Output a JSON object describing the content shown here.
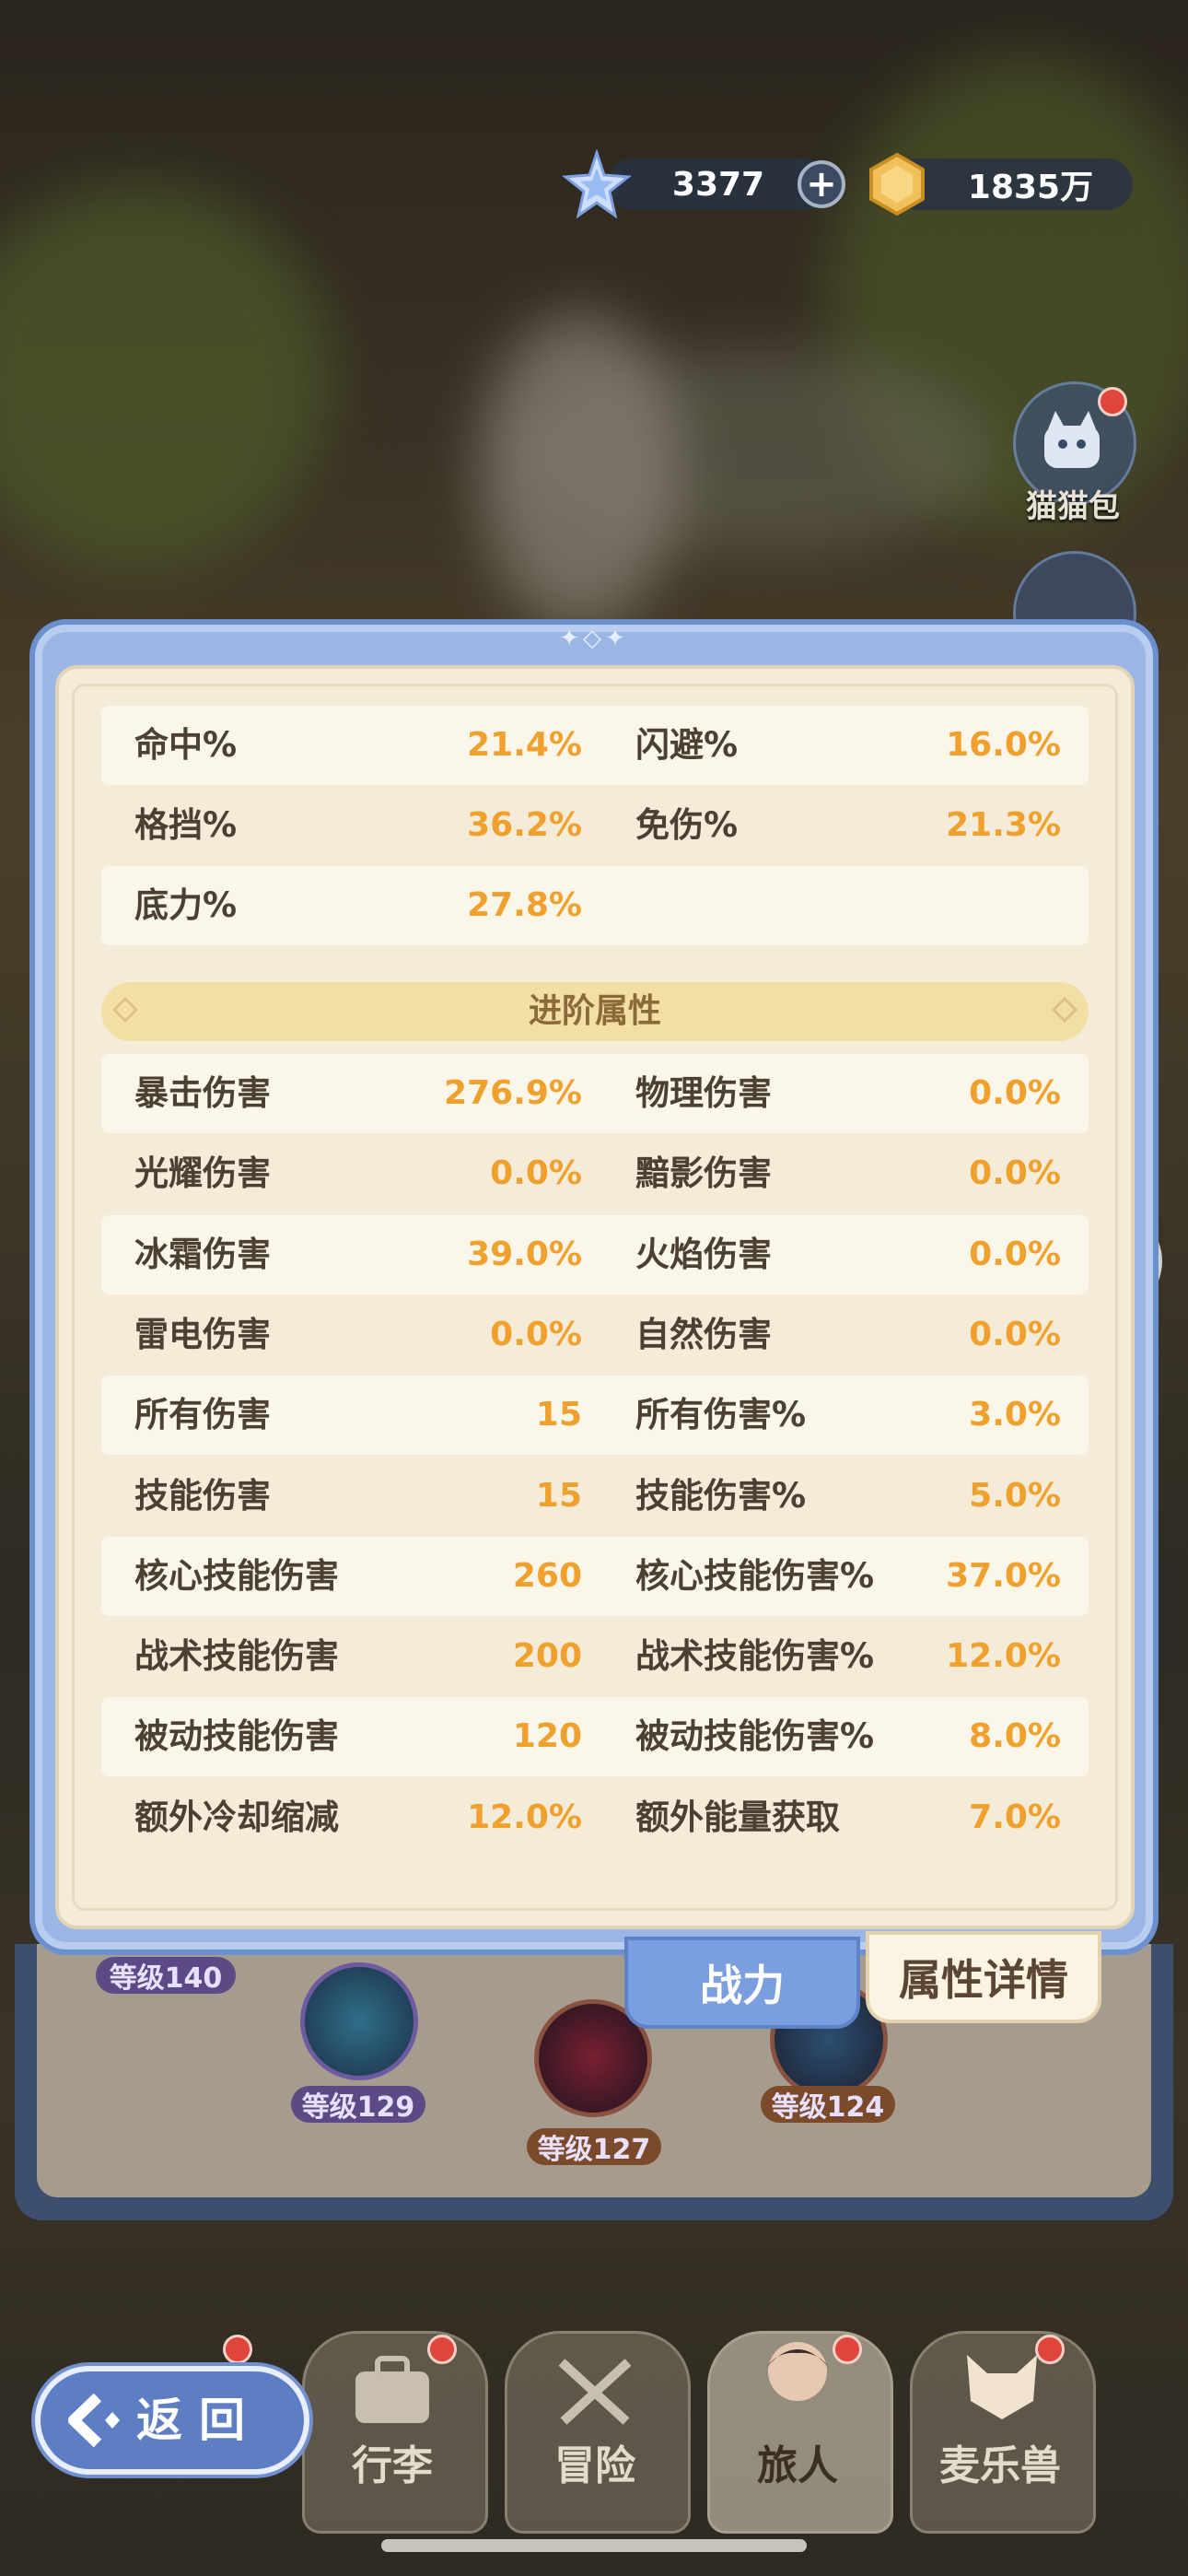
{
  "header": {
    "gems": "3377",
    "gold": "1835万"
  },
  "side": {
    "cat_bag_label": "猫猫包"
  },
  "basic_stats": [
    {
      "left_label": "命中%",
      "left_value": "21.4%",
      "right_label": "闪避%",
      "right_value": "16.0%"
    },
    {
      "left_label": "格挡%",
      "left_value": "36.2%",
      "right_label": "免伤%",
      "right_value": "21.3%"
    },
    {
      "left_label": "底力%",
      "left_value": "27.8%",
      "right_label": "",
      "right_value": ""
    }
  ],
  "advanced_title": "进阶属性",
  "advanced_stats": [
    {
      "left_label": "暴击伤害",
      "left_value": "276.9%",
      "right_label": "物理伤害",
      "right_value": "0.0%"
    },
    {
      "left_label": "光耀伤害",
      "left_value": "0.0%",
      "right_label": "黯影伤害",
      "right_value": "0.0%"
    },
    {
      "left_label": "冰霜伤害",
      "left_value": "39.0%",
      "right_label": "火焰伤害",
      "right_value": "0.0%"
    },
    {
      "left_label": "雷电伤害",
      "left_value": "0.0%",
      "right_label": "自然伤害",
      "right_value": "0.0%"
    },
    {
      "left_label": "所有伤害",
      "left_value": "15",
      "right_label": "所有伤害%",
      "right_value": "3.0%"
    },
    {
      "left_label": "技能伤害",
      "left_value": "15",
      "right_label": "技能伤害%",
      "right_value": "5.0%"
    },
    {
      "left_label": "核心技能伤害",
      "left_value": "260",
      "right_label": "核心技能伤害%",
      "right_value": "37.0%"
    },
    {
      "left_label": "战术技能伤害",
      "left_value": "200",
      "right_label": "战术技能伤害%",
      "right_value": "12.0%"
    },
    {
      "left_label": "被动技能伤害",
      "left_value": "120",
      "right_label": "被动技能伤害%",
      "right_value": "8.0%"
    },
    {
      "left_label": "额外冷却缩减",
      "left_value": "12.0%",
      "right_label": "额外能量获取",
      "right_value": "7.0%"
    }
  ],
  "tabs": {
    "power": "战力",
    "details": "属性详情"
  },
  "levels": {
    "l140": "等级140",
    "l129": "等级129",
    "l127": "等级127",
    "l124": "等级124"
  },
  "nav": {
    "back": "返回",
    "luggage": "行李",
    "adventure": "冒险",
    "traveler": "旅人",
    "beast": "麦乐兽"
  },
  "colors": {
    "value_orange": "#f0a02c",
    "label_brown": "#4b4032",
    "panel_blue": "#9bb6e5",
    "panel_cream": "#f4ecd9"
  }
}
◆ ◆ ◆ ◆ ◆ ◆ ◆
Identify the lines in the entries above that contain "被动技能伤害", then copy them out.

_Response to this exercise_
      "left_label": "被动技能伤害",
      "right_label": "被动技能伤害%",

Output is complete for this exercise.